It's also described as "a comminuted supracondylar fracture of the distal left humerus."

One doctor stated the injury occurred when "she was being handcuffed."

legalschnauzer said...

@3:59 --

I don't need you to tell me it didn't happen in the squad car. I've already written multiple posts about that. I also saw what happened, and I've talked numerous times about what happened with Carol. Her arm was broken when a cop grabbed it and yanked on it viciously, while she was seated on the ground -- to which she was slammed and did not "fall." after a cop we call "Mr. Blue Shirt" attacked her from behind; she didn't even see him coming.

A doctor says in medical records that the arm was broken while Carol was being handcuffed. That's based partly on what Carol told him and partly on what he saw from the X-rays. The victim herself has said umpteen times that her arm was broken while she was being handcuffed.

I suppose you know more about what happened than Carol does? Sheesh!

e.a.f. said...

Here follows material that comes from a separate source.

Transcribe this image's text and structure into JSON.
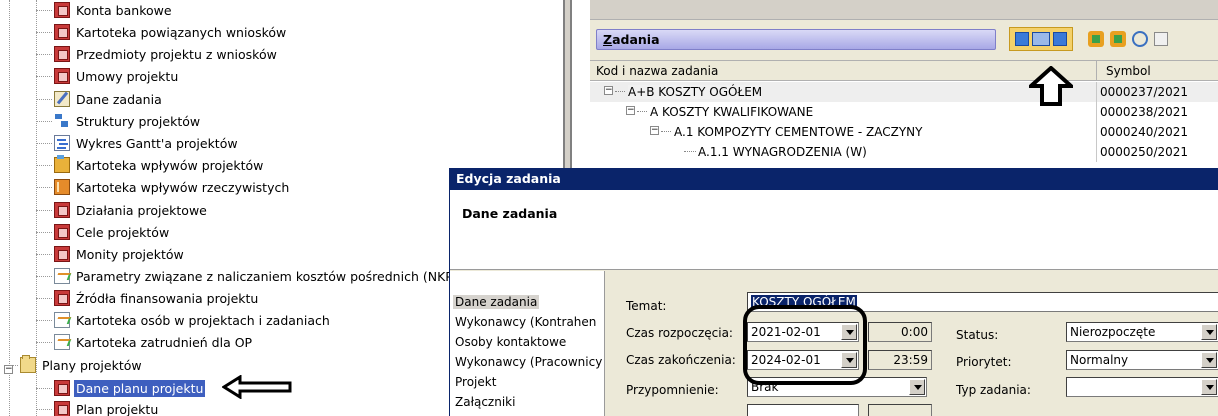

flaying around in the back seat so violently as to break one's arm, ya right. For that you need a certain level of core strength, which I would suggest Carol doesn't have. Not wishing to suggest Carol isn't in good physical condition, but you get my drift. To rock yourself back and forth and side to side takes a lot of strength and energy. I suspect Carol and you are post 50. Unless you are working out 5 days a week and sporting a six pack a professional body builder would envy, you just don't hve the strength to do what those slimy cops are suggesting Carol did.

Come to think of it a few years ago when some crack and meth was being sold in Great Vancouver, B.C. addicts had incredible bursts of energy and it sometimes took 6 cops to be able to get them in an ambulance where they would remain until they came down outside the hospitals they were taken to. Now they would throw themselves around, but interestingly enough none of them broke legs, arms, ribs, etc. So if drug crazed young guys weren't breaking anything I really don't know how they think a middle aged woman could break her own arm.

Those cops are full of shit and can't even get a good lie going. At least in Canada if there is police brutality they just say they fell.